Amazon Investors Give CEO Bezos Room to Run
Amazon.com’s Jeff Bezos has the kind of investors any chief executive officer would envy. While others must contend with restive shareholders who demand steadily increasing profits or bigger dividends, Bezos has nearly free rein to pursue his strategy of ignoring earnings and spending heavily to expand into new businesses. The stock is up more than 40 percent over the past 12 months, and in March traded at more than 700 times the previous 12 months’ earnings—the highest price-to-earnings ratio of any company in the Standard & Poor’s 500-stock index. It had held that ranking for nine months, losing it only after announcing a loss of $39 million for 2012, which made calculating the p-e ratio pointless.
Founded by Bezos in 1994, Amazon has evolved from an online bookseller into a peddler of everything from designer clothing to digital downloads of books, movies, and music. “Investors have shown a willingness to accept a rich valuation for a company that’s executing at a very high level and investing” in growth, says Tom Forte, an analyst at Telsey Advisory Group. They are betting that higher earnings will follow, he says.

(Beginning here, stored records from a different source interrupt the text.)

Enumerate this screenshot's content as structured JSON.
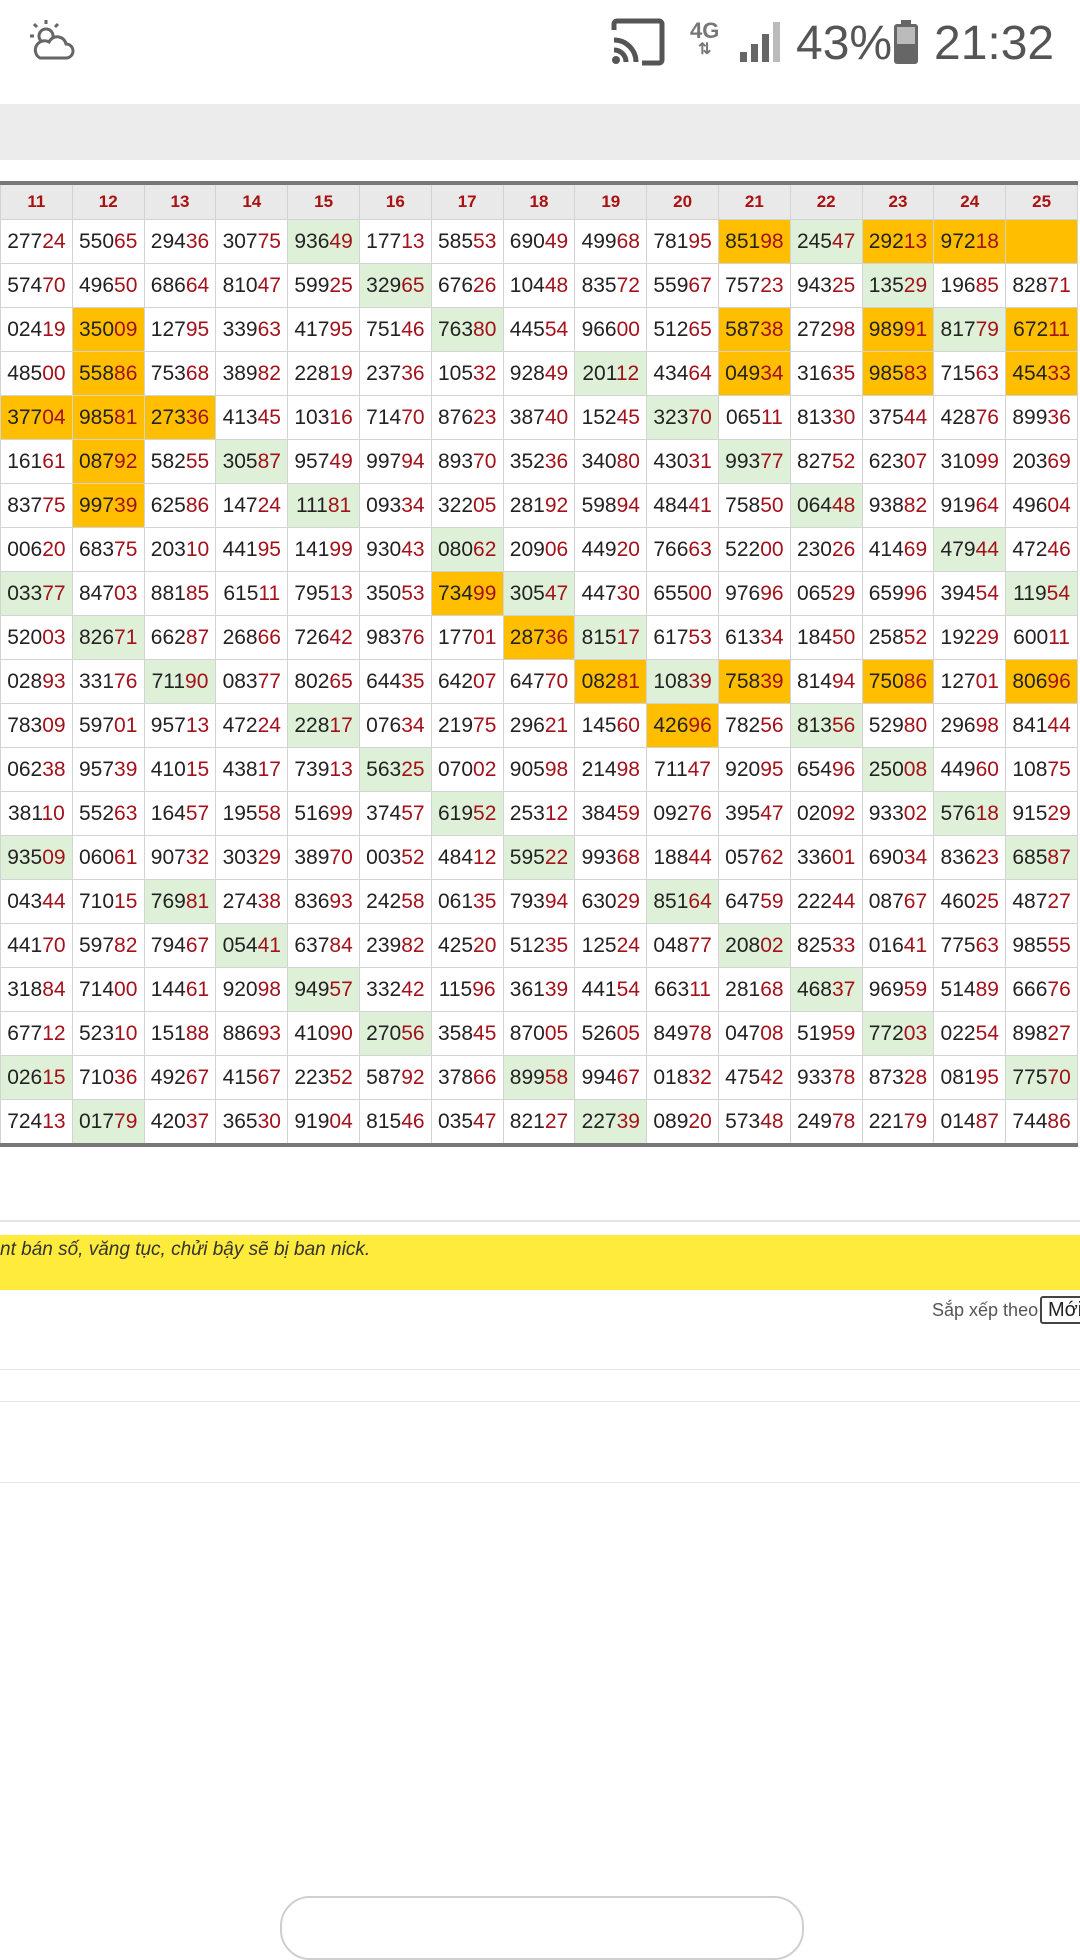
{
  "status_bar": {
    "weather_icon": "partly-cloudy-icon",
    "cast_icon": "screen-cast-icon",
    "network_type": "4G",
    "network_arrows": "⇅",
    "signal_icon": "signal-bars-icon",
    "battery_percent": "43%",
    "battery_icon": "battery-icon",
    "time": "21:32"
  },
  "table": {
    "columns": [
      "11",
      "12",
      "13",
      "14",
      "15",
      "16",
      "17",
      "18",
      "19",
      "20",
      "21",
      "22",
      "23",
      "24",
      "25"
    ],
    "rows": [
      [
        "27724",
        "55065",
        "29436",
        "30775",
        "93649",
        "17713",
        "58553",
        "69049",
        "49968",
        "78195",
        "85198",
        "24547",
        "29213",
        "97218",
        ""
      ],
      [
        "57470",
        "49650",
        "68664",
        "81047",
        "59925",
        "32965",
        "67626",
        "10448",
        "83572",
        "55967",
        "75723",
        "94325",
        "13529",
        "19685",
        "82871"
      ],
      [
        "02419",
        "35009",
        "12795",
        "33963",
        "41795",
        "75146",
        "76380",
        "44554",
        "96600",
        "51265",
        "58738",
        "27298",
        "98991",
        "81779",
        "67211"
      ],
      [
        "48500",
        "55886",
        "75368",
        "38982",
        "22819",
        "23736",
        "10532",
        "92849",
        "20112",
        "43464",
        "04934",
        "31635",
        "98583",
        "71563",
        "45433"
      ],
      [
        "37704",
        "98581",
        "27336",
        "41345",
        "10316",
        "71470",
        "87623",
        "38740",
        "15245",
        "32370",
        "06511",
        "81330",
        "37544",
        "42876",
        "89936"
      ],
      [
        "16161",
        "08792",
        "58255",
        "30587",
        "95749",
        "99794",
        "89370",
        "35236",
        "34080",
        "43031",
        "99377",
        "82752",
        "62307",
        "31099",
        "20369"
      ],
      [
        "83775",
        "99739",
        "62586",
        "14724",
        "11181",
        "09334",
        "32205",
        "28192",
        "59894",
        "48441",
        "75850",
        "06448",
        "93882",
        "91964",
        "49604"
      ],
      [
        "00620",
        "68375",
        "20310",
        "44195",
        "14199",
        "93043",
        "08062",
        "20906",
        "44920",
        "76663",
        "52200",
        "23026",
        "41469",
        "47944",
        "47246"
      ],
      [
        "03377",
        "84703",
        "88185",
        "61511",
        "79513",
        "35053",
        "73499",
        "30547",
        "44730",
        "65500",
        "97696",
        "06529",
        "65996",
        "39454",
        "11954"
      ],
      [
        "52003",
        "82671",
        "66287",
        "26866",
        "72642",
        "98376",
        "17701",
        "28736",
        "81517",
        "61753",
        "61334",
        "18450",
        "25852",
        "19229",
        "60011"
      ],
      [
        "02893",
        "33176",
        "71190",
        "08377",
        "80265",
        "64435",
        "64207",
        "64770",
        "08281",
        "10839",
        "75839",
        "81494",
        "75086",
        "12701",
        "80696"
      ],
      [
        "78309",
        "59701",
        "95713",
        "47224",
        "22817",
        "07634",
        "21975",
        "29621",
        "14560",
        "42696",
        "78256",
        "81356",
        "52980",
        "29698",
        "84144"
      ],
      [
        "06238",
        "95739",
        "41015",
        "43817",
        "73913",
        "56325",
        "07002",
        "90598",
        "21498",
        "71147",
        "92095",
        "65496",
        "25008",
        "44960",
        "10875"
      ],
      [
        "38110",
        "55263",
        "16457",
        "19558",
        "51699",
        "37457",
        "61952",
        "25312",
        "38459",
        "09276",
        "39547",
        "02092",
        "93302",
        "57618",
        "91529"
      ],
      [
        "93509",
        "06061",
        "90732",
        "30329",
        "38970",
        "00352",
        "48412",
        "59522",
        "99368",
        "18844",
        "05762",
        "33601",
        "69034",
        "83623",
        "68587"
      ],
      [
        "04344",
        "71015",
        "76981",
        "27438",
        "83693",
        "24258",
        "06135",
        "79394",
        "63029",
        "85164",
        "64759",
        "22244",
        "08767",
        "46025",
        "48727"
      ],
      [
        "44170",
        "59782",
        "79467",
        "05441",
        "63784",
        "23982",
        "42520",
        "51235",
        "12524",
        "04877",
        "20802",
        "82533",
        "01641",
        "77563",
        "98555"
      ],
      [
        "31884",
        "71400",
        "14461",
        "92098",
        "94957",
        "33242",
        "11596",
        "36139",
        "44154",
        "66311",
        "28168",
        "46837",
        "96959",
        "51489",
        "66676"
      ],
      [
        "67712",
        "52310",
        "15188",
        "88693",
        "41090",
        "27056",
        "35845",
        "87005",
        "52605",
        "84978",
        "04708",
        "51959",
        "77203",
        "02254",
        "89827"
      ],
      [
        "02615",
        "71036",
        "49267",
        "41567",
        "22352",
        "58792",
        "37866",
        "89958",
        "99467",
        "01832",
        "47542",
        "93378",
        "87328",
        "08195",
        "77570"
      ],
      [
        "72413",
        "01779",
        "42037",
        "36530",
        "91904",
        "81546",
        "03547",
        "82127",
        "22739",
        "08920",
        "57348",
        "24978",
        "22179",
        "01487",
        "74486"
      ]
    ],
    "highlight_orange": [
      [
        0,
        10
      ],
      [
        0,
        12
      ],
      [
        0,
        13
      ],
      [
        0,
        14
      ],
      [
        2,
        1
      ],
      [
        2,
        10
      ],
      [
        2,
        12
      ],
      [
        2,
        14
      ],
      [
        3,
        1
      ],
      [
        3,
        10
      ],
      [
        3,
        12
      ],
      [
        3,
        14
      ],
      [
        4,
        0
      ],
      [
        4,
        1
      ],
      [
        4,
        2
      ],
      [
        5,
        1
      ],
      [
        6,
        1
      ],
      [
        8,
        6
      ],
      [
        9,
        7
      ],
      [
        10,
        8
      ],
      [
        10,
        10
      ],
      [
        10,
        12
      ],
      [
        10,
        14
      ],
      [
        11,
        9
      ]
    ],
    "highlight_green": [
      [
        0,
        4
      ],
      [
        0,
        11
      ],
      [
        1,
        5
      ],
      [
        1,
        12
      ],
      [
        2,
        6
      ],
      [
        2,
        13
      ],
      [
        3,
        8
      ],
      [
        4,
        9
      ],
      [
        5,
        3
      ],
      [
        5,
        10
      ],
      [
        6,
        4
      ],
      [
        6,
        11
      ],
      [
        7,
        6
      ],
      [
        7,
        13
      ],
      [
        8,
        0
      ],
      [
        8,
        7
      ],
      [
        8,
        14
      ],
      [
        9,
        1
      ],
      [
        9,
        8
      ],
      [
        10,
        2
      ],
      [
        10,
        9
      ],
      [
        11,
        4
      ],
      [
        11,
        11
      ],
      [
        12,
        5
      ],
      [
        12,
        12
      ],
      [
        13,
        6
      ],
      [
        13,
        13
      ],
      [
        14,
        0
      ],
      [
        14,
        7
      ],
      [
        14,
        14
      ],
      [
        15,
        2
      ],
      [
        15,
        9
      ],
      [
        16,
        3
      ],
      [
        16,
        10
      ],
      [
        17,
        4
      ],
      [
        17,
        11
      ],
      [
        18,
        5
      ],
      [
        18,
        12
      ],
      [
        19,
        0
      ],
      [
        19,
        7
      ],
      [
        19,
        14
      ],
      [
        20,
        1
      ],
      [
        20,
        8
      ]
    ],
    "colors": {
      "orange": "#ffbf00",
      "green": "#dff0d8",
      "digit_red": "#a3111a",
      "header_text": "#aa1111"
    }
  },
  "notice": {
    "text": "nt bán số, văng tục, chửi bậy sẽ bị ban nick."
  },
  "sort": {
    "label": "Sắp xếp theo",
    "selected": "Mới"
  }
}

In the early days of the Internet, some investors spurned traditional valuation measures such as earnings growth rate, saying they weren’t useful in assessing new companies. Craig Sterling, head of equity research at EVA Dimensions, says that’s still true when it comes to Amazon. “We actually use Amazon as an example of why traditional cash flows and earnings are nonsense” for investors, he says.
Warehouses account for much of Amazon’s outlays. The company is using them to transform itself into a marketplace where other merchants can use its technology and website to sell their products. Amazon takes a commission—which is almost entirely profit—for each item sold and collects additional fees when the smaller retailers use its network of fulfillment centers to ship goods, according to Mark Mahaney, an analyst at RBC Capital Markets. Amazon has also made deals with Sony, Time Warner’s Turner Broadcasting and Warner Bros. units, Walt Disney, and other providers of movies and TV shows, ramping up competition with Netflix.
Eric Jackson of hedge fund Ironfire Capital says the stock price is too high in relation to the company’s earnings. “It does seem to be a cult, and everyone seems to be a worshiper of Bezos these days,” he says. “I don’t fault the guy at all. I just shake my head at the ardent stock followers.”
Still, there are signs that Amazon’s strategy is paying off. In the fourth quarter, Amazon’s profit margin in North America, where it generates 57 percent of its revenue, expanded to 5 percent from 2.9 percent a year earlier, buoying the stock. Mahaney says investors anticipate further increases in profit margins. “The market has said, ‘I’m going to buy the stock before the margins come back up because I’m confident they will.’ ”